- WORK REQUEST
Every line of the material must be copied exactly.

- EXTRACTED RECORDS
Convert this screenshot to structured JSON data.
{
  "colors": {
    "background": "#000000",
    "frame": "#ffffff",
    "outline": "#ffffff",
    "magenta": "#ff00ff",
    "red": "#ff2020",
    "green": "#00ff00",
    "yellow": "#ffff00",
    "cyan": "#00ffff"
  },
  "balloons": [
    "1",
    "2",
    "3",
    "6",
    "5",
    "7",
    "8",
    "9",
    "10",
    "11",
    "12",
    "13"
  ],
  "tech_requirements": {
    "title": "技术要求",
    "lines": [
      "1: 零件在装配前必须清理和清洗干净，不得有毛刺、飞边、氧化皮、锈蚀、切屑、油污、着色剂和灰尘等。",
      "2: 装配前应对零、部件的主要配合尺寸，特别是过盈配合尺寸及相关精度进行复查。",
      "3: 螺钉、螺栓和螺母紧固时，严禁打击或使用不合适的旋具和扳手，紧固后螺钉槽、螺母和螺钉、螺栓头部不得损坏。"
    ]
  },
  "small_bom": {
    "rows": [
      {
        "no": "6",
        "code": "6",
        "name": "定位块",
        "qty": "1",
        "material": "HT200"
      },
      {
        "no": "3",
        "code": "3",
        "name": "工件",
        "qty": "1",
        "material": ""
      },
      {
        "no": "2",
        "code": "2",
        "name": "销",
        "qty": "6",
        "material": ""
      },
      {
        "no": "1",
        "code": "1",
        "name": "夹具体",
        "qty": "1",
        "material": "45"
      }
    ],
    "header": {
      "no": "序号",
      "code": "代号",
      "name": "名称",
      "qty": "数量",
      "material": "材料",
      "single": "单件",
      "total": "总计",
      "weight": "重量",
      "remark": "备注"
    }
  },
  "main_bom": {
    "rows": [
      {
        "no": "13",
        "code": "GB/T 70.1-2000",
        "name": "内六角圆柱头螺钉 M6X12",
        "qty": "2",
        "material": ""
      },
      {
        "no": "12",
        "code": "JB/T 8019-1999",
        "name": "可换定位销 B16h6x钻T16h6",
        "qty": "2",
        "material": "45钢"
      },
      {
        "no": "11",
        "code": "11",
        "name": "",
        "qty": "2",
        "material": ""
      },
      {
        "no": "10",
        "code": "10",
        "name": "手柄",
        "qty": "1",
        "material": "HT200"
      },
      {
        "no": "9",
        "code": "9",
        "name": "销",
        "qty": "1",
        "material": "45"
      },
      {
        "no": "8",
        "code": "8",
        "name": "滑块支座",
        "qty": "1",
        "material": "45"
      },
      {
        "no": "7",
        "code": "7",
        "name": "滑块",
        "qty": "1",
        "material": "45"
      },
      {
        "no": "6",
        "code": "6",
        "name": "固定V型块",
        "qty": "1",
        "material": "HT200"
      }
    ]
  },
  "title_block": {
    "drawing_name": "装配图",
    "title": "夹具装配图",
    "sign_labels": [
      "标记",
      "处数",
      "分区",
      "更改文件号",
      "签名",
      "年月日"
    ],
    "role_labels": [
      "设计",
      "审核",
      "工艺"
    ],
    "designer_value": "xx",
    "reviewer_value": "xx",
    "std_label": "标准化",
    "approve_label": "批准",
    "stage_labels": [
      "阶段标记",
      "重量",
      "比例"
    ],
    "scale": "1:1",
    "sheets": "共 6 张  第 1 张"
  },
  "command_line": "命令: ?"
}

- ANSWER BOX
Convert this screenshot to structured JSON data.
{
  "colors": {
    "background": "#000000",
    "frame": "#ffffff",
    "outline": "#ffffff",
    "magenta": "#ff00ff",
    "red": "#ff2020",
    "green": "#00ff00",
    "yellow": "#ffff00",
    "cyan": "#00ffff"
  },
  "balloons": [
    "1",
    "2",
    "3",
    "6",
    "5",
    "7",
    "8",
    "9",
    "10",
    "11",
    "12",
    "13"
  ],
  "tech_requirements": {
    "title": "技术要求",
    "lines": [
      "1: 零件在装配前必须清理和清洗干净，不得有毛刺、飞边、氧化皮、锈蚀、切屑、油污、着色剂和灰尘等。",
      "2: 装配前应对零、部件的主要配合尺寸，特别是过盈配合尺寸及相关精度进行复查。",
      "3: 螺钉、螺栓和螺母紧固时，严禁打击或使用不合适的旋具和扳手，紧固后螺钉槽、螺母和螺钉、螺栓头部不得损坏。"
    ]
  },
  "small_bom": {
    "rows": [
      {
        "no": "6",
        "code": "6",
        "name": "定位块",
        "qty": "1",
        "material": "HT200"
      },
      {
        "no": "3",
        "code": "3",
        "name": "工件",
        "qty": "1",
        "material": ""
      },
      {
        "no": "2",
        "code": "2",
        "name": "销",
        "qty": "6",
        "material": ""
      },
      {
        "no": "1",
        "code": "1",
        "name": "夹具体",
        "qty": "1",
        "material": "45"
      }
    ],
    "header": {
      "no": "序号",
      "code": "代号",
      "name": "名称",
      "qty": "数量",
      "material": "材料",
      "single": "单件",
      "total": "总计",
      "weight": "重量",
      "remark": "备注"
    }
  },
  "main_bom": {
    "rows": [
      {
        "no": "13",
        "code": "GB/T 70.1-2000",
        "name": "内六角圆柱头螺钉 M6X12",
        "qty": "2",
        "material": ""
      },
      {
        "no": "12",
        "code": "JB/T 8019-1999",
        "name": "可换定位销 B16h6x钻T16h6",
        "qty": "2",
        "material": "45钢"
      },
      {
        "no": "11",
        "code": "11",
        "name": "",
        "qty": "2",
        "material": ""
      },
      {
        "no": "10",
        "code": "10",
        "name": "手柄",
        "qty": "1",
        "material": "HT200"
      },
      {
        "no": "9",
        "code": "9",
        "name": "销",
        "qty": "1",
        "material": "45"
      },
      {
        "no": "8",
        "code": "8",
        "name": "滑块支座",
        "qty": "1",
        "material": "45"
      },
      {
        "no": "7",
        "code": "7",
        "name": "滑块",
        "qty": "1",
        "material": "45"
      },
      {
        "no": "6",
        "code": "6",
        "name": "固定V型块",
        "qty": "1",
        "material": "HT200"
      }
    ]
  },
  "title_block": {
    "drawing_name": "装配图",
    "title": "夹具装配图",
    "sign_labels": [
      "标记",
      "处数",
      "分区",
      "更改文件号",
      "签名",
      "年月日"
    ],
    "role_labels": [
      "设计",
      "审核",
      "工艺"
    ],
    "designer_value": "xx",
    "reviewer_value": "xx",
    "std_label": "标准化",
    "approve_label": "批准",
    "stage_labels": [
      "阶段标记",
      "重量",
      "比例"
    ],
    "scale": "1:1",
    "sheets": "共 6 张  第 1 张"
  },
  "command_line": "命令: ?"
}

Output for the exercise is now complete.